I address this subsection of section 28 of the FOI Act given that it is a specific provision whereby parents and guardians can, in certain circumstances, gain access to their children's personal information. Section 28(6) provides that, notwithstanding subsection (1), the Minister for Finance may provide by regulations for the grant of access where "the individual to whom the record concerned relates belongs to a class specified in the regulations and the requester concerned is the parent or guardian of the individual". The FOI Act 1997 (Section 28(6)) Regulations, 2009 (S.I. No. 387 of 2009), in turn, make provision for access by parents or guardians to personal information in relation to minors in certain circumstances.
The Regulations provide that a request for records relating to personal information about a minor shall be granted where the requester is the minor's parent or guardian and where, having regard to all the circumstances and to any guidelines drawn up and published by the Minister, access to the records would be in the minor's best interests. Guidance Notes published by the Minister specify certain factors to be taken into consideration in determining:

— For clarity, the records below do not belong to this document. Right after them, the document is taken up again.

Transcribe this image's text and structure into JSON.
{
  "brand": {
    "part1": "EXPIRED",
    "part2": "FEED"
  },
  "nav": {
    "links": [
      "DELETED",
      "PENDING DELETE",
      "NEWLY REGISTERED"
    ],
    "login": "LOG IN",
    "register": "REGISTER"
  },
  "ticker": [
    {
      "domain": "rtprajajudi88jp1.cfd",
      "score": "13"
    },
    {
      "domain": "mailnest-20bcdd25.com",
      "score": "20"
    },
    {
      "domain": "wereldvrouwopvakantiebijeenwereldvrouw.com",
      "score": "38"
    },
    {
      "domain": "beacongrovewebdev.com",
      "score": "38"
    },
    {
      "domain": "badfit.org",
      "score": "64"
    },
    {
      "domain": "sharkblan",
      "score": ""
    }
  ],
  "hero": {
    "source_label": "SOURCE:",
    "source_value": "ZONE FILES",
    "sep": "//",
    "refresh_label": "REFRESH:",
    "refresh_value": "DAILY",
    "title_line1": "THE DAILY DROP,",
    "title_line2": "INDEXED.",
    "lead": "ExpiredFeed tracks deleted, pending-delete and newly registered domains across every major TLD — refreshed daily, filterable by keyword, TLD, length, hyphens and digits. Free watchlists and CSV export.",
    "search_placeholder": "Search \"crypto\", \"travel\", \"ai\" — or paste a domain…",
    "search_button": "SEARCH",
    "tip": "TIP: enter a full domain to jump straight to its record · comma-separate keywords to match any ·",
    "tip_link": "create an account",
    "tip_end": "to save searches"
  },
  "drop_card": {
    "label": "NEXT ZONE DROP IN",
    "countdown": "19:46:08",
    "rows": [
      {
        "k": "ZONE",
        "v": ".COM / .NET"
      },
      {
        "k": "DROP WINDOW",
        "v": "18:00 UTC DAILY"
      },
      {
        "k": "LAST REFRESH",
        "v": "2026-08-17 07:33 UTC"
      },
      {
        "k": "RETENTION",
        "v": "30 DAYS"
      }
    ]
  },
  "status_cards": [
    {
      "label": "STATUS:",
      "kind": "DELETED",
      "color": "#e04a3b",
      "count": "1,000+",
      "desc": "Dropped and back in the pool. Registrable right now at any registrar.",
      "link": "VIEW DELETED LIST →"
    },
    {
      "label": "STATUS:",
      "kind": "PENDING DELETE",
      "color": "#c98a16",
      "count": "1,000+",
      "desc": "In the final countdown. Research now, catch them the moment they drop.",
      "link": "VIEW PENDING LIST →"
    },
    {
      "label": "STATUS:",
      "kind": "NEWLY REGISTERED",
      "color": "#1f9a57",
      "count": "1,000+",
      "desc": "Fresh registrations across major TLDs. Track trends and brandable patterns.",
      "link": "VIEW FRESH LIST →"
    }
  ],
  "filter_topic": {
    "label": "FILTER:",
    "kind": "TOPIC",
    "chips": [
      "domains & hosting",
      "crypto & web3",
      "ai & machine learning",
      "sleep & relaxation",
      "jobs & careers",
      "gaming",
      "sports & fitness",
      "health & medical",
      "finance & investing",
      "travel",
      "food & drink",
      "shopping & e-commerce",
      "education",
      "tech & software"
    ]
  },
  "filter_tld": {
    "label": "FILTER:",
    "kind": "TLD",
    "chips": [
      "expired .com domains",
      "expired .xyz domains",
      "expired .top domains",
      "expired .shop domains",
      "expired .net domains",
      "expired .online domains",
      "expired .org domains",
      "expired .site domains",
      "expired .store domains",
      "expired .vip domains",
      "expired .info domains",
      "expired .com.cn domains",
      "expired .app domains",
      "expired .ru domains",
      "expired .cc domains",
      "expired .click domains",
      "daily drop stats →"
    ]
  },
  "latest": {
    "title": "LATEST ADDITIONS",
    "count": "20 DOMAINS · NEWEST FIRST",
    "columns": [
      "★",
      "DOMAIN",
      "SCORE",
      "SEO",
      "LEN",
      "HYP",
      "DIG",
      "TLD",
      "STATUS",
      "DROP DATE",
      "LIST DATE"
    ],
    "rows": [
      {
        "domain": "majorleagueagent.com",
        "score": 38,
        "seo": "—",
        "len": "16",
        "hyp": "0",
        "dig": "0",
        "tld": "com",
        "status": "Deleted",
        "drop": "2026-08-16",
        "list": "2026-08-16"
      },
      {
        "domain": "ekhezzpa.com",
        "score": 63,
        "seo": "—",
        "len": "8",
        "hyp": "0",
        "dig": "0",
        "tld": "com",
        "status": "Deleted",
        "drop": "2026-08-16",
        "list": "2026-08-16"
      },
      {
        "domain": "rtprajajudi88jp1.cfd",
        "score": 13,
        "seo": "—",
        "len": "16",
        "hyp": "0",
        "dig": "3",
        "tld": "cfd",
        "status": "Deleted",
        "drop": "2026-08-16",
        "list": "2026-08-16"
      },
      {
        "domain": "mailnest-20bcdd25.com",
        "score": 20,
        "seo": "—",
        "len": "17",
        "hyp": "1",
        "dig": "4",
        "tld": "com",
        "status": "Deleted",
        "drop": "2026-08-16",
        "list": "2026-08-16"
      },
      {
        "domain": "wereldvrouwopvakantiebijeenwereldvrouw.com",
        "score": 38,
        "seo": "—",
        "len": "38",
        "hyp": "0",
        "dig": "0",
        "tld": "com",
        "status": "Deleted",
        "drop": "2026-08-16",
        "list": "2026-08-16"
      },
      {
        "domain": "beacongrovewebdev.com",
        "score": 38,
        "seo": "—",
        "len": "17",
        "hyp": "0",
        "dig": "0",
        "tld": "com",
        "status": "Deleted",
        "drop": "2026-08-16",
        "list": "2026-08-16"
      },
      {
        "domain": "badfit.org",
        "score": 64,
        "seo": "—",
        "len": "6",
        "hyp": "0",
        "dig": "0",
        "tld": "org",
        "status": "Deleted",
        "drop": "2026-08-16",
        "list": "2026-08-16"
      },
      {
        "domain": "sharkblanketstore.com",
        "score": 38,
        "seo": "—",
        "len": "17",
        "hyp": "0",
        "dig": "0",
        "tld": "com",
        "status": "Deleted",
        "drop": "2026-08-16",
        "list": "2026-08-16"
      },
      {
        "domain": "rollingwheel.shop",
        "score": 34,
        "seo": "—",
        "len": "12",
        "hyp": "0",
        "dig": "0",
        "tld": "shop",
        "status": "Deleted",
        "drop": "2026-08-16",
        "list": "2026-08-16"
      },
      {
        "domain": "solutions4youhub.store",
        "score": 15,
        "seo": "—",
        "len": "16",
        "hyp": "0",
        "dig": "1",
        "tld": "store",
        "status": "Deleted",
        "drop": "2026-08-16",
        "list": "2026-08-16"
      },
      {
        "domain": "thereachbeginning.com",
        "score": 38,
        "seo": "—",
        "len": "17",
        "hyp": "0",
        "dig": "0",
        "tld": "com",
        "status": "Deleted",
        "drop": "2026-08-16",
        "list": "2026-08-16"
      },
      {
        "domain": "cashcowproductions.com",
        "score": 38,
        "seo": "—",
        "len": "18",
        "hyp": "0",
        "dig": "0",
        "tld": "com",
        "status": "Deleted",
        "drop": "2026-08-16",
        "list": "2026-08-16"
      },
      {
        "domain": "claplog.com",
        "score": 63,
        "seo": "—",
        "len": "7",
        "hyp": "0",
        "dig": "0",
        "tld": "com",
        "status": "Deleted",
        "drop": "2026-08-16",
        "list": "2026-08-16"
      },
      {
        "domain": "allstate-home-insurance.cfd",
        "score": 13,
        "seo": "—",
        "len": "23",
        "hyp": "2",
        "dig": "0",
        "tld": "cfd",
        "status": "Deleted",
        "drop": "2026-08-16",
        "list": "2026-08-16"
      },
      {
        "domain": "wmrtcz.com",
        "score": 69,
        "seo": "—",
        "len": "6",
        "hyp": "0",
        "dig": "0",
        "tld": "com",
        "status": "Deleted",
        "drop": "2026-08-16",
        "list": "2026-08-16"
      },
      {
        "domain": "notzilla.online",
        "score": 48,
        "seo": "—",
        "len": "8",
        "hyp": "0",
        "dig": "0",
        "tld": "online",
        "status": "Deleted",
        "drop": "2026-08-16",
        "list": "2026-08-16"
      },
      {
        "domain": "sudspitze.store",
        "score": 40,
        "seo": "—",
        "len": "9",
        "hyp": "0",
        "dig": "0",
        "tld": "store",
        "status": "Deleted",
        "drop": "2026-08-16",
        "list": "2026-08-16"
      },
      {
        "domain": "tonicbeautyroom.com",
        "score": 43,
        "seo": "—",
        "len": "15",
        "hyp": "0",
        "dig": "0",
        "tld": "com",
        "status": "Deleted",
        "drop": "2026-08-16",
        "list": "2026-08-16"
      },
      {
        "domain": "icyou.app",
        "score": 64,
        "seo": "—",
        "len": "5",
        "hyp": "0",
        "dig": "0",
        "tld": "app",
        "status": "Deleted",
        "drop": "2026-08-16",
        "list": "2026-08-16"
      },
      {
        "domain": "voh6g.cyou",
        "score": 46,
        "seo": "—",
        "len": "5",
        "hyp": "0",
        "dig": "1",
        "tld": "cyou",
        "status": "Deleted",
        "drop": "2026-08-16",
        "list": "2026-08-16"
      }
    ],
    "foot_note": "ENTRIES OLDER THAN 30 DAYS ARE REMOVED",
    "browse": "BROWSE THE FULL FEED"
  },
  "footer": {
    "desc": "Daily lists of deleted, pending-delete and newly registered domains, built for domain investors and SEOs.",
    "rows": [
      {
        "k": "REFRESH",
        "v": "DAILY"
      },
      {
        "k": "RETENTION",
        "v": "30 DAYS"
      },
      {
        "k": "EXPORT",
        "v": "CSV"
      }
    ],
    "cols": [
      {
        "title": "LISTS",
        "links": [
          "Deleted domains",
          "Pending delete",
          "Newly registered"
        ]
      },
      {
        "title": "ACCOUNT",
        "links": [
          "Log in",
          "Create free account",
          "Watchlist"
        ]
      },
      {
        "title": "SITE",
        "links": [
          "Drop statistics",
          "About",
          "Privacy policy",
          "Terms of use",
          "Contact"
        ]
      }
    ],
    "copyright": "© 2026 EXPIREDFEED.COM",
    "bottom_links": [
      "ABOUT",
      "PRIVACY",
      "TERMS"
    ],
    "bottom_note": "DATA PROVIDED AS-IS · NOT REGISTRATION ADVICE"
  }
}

Furthermore, in its judgment in the case of McK v. The Information Commissioner 1 I.R. 260, the Supreme Court commented that the views of a minor nearing the age of majority on the question of the release of information affecting his privacy rights are "very relevant". In that case, the Supreme Court held that a parent is entitled to a rebuttable presumption that access to his or her child's medical information is in the best interests of the child. The Supreme Court explained: "The presumption is that the release of such medical information would best serve the interests of the minor. However, evidence may be produced that it would not serve her interests, and, in considering the circumstances, her welfare is paramount."
In the particular circumstances of this case, I have considered whether there is any remaining information in the records, not otherwise found to be exempt from release, to which the provisions of section 28(6) would apply, i.e. is there any personal information of the applicant's minor child which could possibly be considered for release under this provision. Taking into consideration the position as regards sections 13 and 28(5) as set out above, I am satisfied that any remaining information in the records about the child of the applicant is so intertwined with the personal information of the applicant's former partner and her parents that it would be impractical to isolate it for release in any manner which would not make the information misleading.
In summary, I find that section 28(1) and/or 28(5B) apply and that none of the exceptions under section 28 apply to the records at issue.
Other exemptions claimed
As I have found that the records at issue are exempt from release under section 28, it is not necessary for me to consider the applicability of any other exemption cited by the Agency for withholding such information.
Having carried out a review under section 34(2) of the FOI Act, I hereby affirm the decision of the Agency to refuse access to the records at issue in this case on the basis of section 28 of the Act.
A party to a review, or any other person affected by a decision of the Information Commissioner following a review, may appeal to the High Court on a point of law arising from the decision. Such an appeal must be initiated not later than eight weeks after notice of the decision was given to the person bringing the appeal.